In a radio interview last week, Cabinet official Ted Sutton-Pryce acknowledged that about 2,000 guerrillas are now operating inside Rhodesia, with perhaps 9,000 more training in Mozambique, Zambia, Botwana and Tanzania.
On nationwide television, Cowper said"We're playing for high stakes . . . Government has decided that the stage has been reached where the needs of the security forces must be paramount."
He said the turning point was the decision by five African presidents to back the "Communist" Patriotic Front, the allience between two militantly socialist Rhodesian nationalists, Robert Mugabe and Joshua Nkomo.
The defense chief said that Rhodesia has the manpower to stand up to the Patriotic Front guerrillas if the "thousands of men" who had been granted exemptions were recalled and the older categories called up.
Prime Minister Ian Smith hinted at the new callup during his television address Monday when he announced rejection of the British settlement plan and the decision to open new negotiations with "moderate" blacks inside the country.
"There are additional plans in the pipeline," he said, "and in general terms, a new and tougher line is being considered for our security effort. We are making preparations to insure that we are in a position to counter any increase in terrorism."
The prime minister received one important vote of confidence today for his decision to go it alone with internal negotiations on majority rule and elimination of racial discrimination.
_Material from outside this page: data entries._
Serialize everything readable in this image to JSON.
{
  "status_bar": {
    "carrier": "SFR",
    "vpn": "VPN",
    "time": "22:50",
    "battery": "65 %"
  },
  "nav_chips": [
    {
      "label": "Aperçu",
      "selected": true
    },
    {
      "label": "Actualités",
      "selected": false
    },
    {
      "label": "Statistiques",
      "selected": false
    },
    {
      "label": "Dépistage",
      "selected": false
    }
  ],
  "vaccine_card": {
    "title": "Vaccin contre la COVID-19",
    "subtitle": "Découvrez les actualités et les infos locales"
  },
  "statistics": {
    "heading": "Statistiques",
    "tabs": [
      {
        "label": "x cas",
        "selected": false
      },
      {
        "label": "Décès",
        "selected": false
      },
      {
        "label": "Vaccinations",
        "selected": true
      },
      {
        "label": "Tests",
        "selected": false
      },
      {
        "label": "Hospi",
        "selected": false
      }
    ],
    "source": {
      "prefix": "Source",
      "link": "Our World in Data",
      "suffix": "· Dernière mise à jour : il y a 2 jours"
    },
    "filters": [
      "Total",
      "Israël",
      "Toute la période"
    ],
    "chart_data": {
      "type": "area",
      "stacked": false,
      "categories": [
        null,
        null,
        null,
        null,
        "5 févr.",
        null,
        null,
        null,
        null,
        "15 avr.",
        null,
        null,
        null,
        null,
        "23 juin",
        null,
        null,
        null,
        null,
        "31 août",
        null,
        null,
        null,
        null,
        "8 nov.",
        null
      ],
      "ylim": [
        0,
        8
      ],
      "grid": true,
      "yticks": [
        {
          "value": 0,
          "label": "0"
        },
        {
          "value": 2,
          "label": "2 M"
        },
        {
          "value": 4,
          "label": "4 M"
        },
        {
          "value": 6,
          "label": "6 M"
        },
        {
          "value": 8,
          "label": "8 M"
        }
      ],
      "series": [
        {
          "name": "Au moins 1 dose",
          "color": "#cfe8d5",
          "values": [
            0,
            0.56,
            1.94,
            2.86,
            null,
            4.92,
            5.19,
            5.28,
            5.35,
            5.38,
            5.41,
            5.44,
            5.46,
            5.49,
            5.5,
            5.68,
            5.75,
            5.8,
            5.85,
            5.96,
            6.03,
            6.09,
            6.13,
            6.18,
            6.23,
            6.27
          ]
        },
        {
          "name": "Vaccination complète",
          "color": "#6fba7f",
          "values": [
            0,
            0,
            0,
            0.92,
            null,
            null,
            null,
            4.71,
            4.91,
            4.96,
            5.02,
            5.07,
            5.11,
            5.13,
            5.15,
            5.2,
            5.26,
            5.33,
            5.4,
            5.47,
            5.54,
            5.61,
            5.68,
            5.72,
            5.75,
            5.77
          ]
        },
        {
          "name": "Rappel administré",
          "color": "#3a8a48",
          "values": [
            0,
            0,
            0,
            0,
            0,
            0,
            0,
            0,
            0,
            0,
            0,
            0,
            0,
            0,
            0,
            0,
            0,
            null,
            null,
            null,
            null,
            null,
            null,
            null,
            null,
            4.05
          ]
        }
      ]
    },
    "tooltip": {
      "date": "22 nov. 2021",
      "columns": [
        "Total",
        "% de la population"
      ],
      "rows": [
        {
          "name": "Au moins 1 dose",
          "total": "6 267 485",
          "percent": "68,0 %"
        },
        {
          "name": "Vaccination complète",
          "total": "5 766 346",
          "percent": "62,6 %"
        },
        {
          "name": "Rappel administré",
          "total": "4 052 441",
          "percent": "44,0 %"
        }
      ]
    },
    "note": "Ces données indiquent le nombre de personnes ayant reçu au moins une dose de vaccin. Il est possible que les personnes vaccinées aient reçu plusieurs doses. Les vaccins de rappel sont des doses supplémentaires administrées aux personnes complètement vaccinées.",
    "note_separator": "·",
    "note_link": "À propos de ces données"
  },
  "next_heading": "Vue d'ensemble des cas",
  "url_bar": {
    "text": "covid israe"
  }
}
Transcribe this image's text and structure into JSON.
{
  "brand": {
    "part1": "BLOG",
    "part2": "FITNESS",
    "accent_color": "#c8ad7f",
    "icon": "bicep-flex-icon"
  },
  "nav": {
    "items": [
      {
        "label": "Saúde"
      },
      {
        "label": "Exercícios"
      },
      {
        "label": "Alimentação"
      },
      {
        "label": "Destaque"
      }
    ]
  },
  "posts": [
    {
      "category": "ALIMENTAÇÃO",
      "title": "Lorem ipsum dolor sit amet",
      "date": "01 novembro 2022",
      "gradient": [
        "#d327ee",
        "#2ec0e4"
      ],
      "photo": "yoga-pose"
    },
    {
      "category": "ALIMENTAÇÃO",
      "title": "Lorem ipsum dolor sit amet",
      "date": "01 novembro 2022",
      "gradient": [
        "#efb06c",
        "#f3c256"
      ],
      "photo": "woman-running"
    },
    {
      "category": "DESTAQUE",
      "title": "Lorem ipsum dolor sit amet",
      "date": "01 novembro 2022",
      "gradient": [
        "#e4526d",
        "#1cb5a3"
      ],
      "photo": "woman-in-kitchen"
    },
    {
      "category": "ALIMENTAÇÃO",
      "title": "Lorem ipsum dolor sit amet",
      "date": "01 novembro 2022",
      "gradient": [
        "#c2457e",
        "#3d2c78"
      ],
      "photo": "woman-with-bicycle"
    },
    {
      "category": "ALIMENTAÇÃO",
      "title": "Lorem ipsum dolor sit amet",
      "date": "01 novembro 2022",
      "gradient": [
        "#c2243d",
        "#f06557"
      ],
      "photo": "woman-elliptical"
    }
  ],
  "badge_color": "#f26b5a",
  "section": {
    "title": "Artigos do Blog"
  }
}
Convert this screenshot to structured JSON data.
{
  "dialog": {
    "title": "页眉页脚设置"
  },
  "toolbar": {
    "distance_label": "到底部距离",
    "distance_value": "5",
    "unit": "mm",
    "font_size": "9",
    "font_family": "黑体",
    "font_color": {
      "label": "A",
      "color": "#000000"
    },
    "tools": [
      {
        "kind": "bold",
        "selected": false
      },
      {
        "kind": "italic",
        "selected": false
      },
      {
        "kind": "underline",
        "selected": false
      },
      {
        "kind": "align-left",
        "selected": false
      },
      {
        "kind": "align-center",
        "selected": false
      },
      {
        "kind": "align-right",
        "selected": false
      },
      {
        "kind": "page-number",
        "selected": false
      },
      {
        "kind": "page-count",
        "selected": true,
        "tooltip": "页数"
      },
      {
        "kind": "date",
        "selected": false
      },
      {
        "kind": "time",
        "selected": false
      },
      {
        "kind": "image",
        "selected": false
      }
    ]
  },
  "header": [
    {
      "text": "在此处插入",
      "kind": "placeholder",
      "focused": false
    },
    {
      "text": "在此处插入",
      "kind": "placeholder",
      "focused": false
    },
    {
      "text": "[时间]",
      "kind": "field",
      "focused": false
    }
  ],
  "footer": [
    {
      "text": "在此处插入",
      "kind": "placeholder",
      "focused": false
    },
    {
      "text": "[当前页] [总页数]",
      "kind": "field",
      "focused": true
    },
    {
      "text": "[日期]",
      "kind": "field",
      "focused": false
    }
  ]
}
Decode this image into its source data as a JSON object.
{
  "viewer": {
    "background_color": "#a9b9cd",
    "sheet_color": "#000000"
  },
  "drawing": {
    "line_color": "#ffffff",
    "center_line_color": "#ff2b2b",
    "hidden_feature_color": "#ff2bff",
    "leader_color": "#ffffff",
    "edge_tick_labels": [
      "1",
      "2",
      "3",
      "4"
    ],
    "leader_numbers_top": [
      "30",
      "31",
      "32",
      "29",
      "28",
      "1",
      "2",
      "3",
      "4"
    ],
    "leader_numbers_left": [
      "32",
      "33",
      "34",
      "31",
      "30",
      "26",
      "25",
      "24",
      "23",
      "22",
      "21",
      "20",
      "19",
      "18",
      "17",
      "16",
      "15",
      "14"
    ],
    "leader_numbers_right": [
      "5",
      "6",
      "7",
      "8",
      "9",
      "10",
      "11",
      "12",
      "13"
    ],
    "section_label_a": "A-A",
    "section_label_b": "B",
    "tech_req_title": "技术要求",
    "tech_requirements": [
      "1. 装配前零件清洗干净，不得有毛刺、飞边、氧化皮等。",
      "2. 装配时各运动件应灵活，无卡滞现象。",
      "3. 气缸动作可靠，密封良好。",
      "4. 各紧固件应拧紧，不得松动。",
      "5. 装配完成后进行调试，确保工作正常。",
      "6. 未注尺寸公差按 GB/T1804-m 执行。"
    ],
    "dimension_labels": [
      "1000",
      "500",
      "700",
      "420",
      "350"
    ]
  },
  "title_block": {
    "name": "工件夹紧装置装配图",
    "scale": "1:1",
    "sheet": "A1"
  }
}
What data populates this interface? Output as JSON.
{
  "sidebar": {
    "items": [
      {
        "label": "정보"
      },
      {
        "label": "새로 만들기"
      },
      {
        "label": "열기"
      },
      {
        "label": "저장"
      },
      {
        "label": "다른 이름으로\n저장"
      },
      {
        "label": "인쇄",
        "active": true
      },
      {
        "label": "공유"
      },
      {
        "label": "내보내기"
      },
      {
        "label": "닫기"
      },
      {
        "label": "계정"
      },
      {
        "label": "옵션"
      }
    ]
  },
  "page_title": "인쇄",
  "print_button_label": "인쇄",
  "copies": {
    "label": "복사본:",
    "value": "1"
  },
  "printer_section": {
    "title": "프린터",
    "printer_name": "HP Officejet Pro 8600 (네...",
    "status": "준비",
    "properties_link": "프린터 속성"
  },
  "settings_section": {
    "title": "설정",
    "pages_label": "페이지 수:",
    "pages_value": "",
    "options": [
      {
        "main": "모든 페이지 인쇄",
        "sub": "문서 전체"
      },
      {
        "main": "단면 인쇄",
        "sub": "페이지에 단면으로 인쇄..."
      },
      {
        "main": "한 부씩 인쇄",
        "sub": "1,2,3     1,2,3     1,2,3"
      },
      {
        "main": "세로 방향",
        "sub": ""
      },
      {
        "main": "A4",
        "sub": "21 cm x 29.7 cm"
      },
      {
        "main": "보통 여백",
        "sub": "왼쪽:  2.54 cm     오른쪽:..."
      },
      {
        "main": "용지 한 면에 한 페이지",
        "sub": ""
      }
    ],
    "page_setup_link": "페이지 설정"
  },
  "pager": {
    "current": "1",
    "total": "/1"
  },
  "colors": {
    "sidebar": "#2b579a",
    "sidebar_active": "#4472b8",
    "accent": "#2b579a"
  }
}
Party chairman Des Frost indicated earlier this week that he and other party executives had strong objections to the elimination of all racial discrimination laws but today they agreed to support Smith's decision.